We have extensively analyzed the biochemical and histochemical profiles of the tau protein from the rTg4510 transgenic mouse model in which the animals uniquely develop forebrain tau pathologies similar to those found in human tauopathies. Levels of several soluble phosphorylated tau species were highest at 1 month relative to later time points, suggesting that certain tau hyperphosphorylation events were insufficient to drive tangle formation in young mice. Despite a robust, pre-tangle-like accumulation of phospho-tau in 1-month-old mice, this material was cleared by 3 months, indicating that the young mouse brain either fails to facilitate tau insolubility or possesses an enhanced ability to clear tau relative to the adult. We also found that while heat shock protein expression increased with normal aging, this process was accelerated in rTg4510 mice. Moreover, by exploiting an exon 10 (-) specific antibody, we demonstrated that endogenous mouse tau turnover was slowed in response to human tau over-expression, and that this endogenous tau adopted disease-related properties. These data suggest that a younger brain fails to develop lasting tau pathology despite elevated levels of phosphorylated tau, perhaps because of reduced expression of stress-related proteins.
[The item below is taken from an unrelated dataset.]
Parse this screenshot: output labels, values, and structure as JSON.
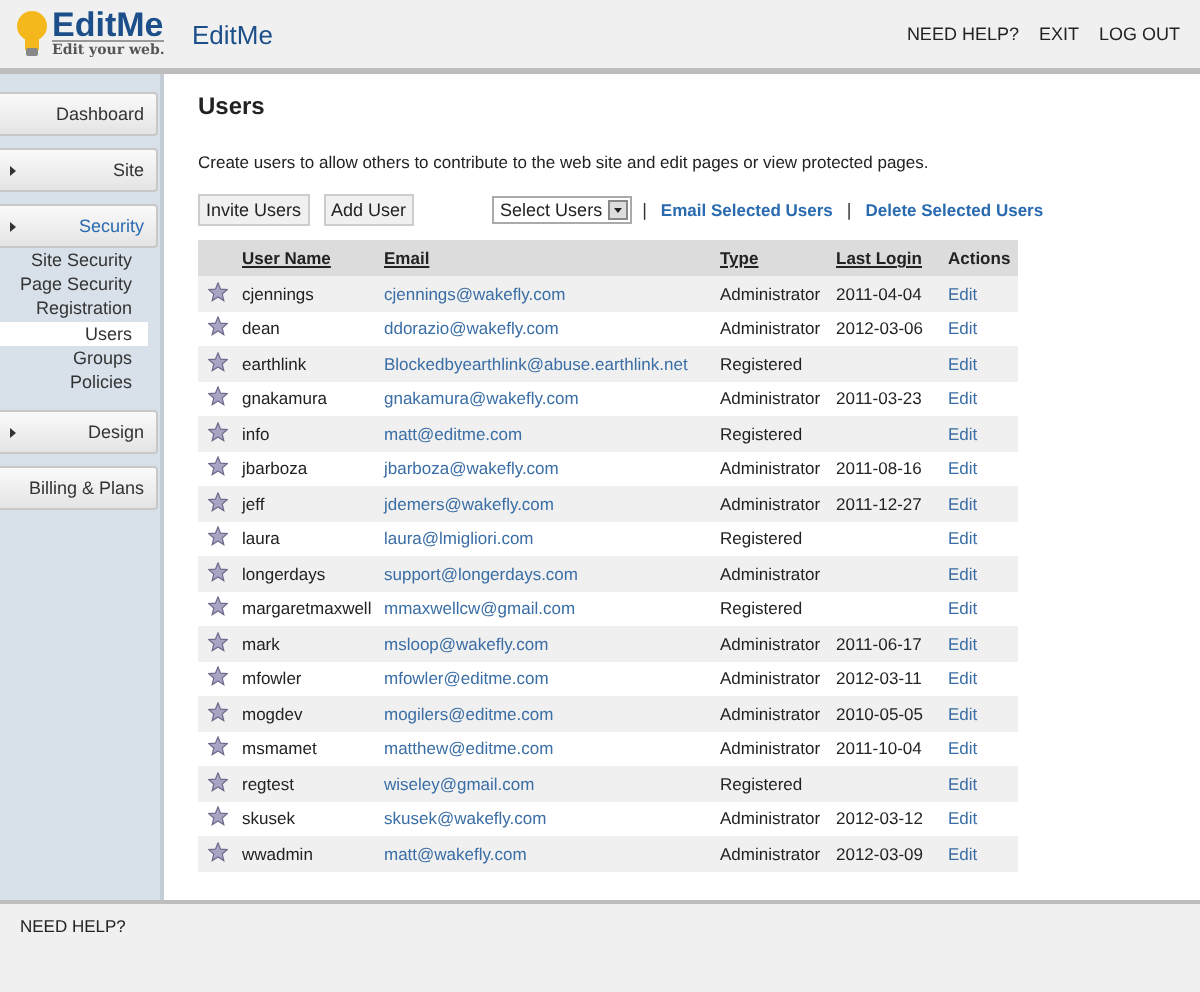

Moreover, we show that the active production of small amounts of abnormal tau protein facilitates dysfunction and accumulation of otherwise normal tau, a significant implication for the pathogenesis of patients with Alzheimer's disease.
ASJC Scopus subject areas
- Pathology and Forensic Medicine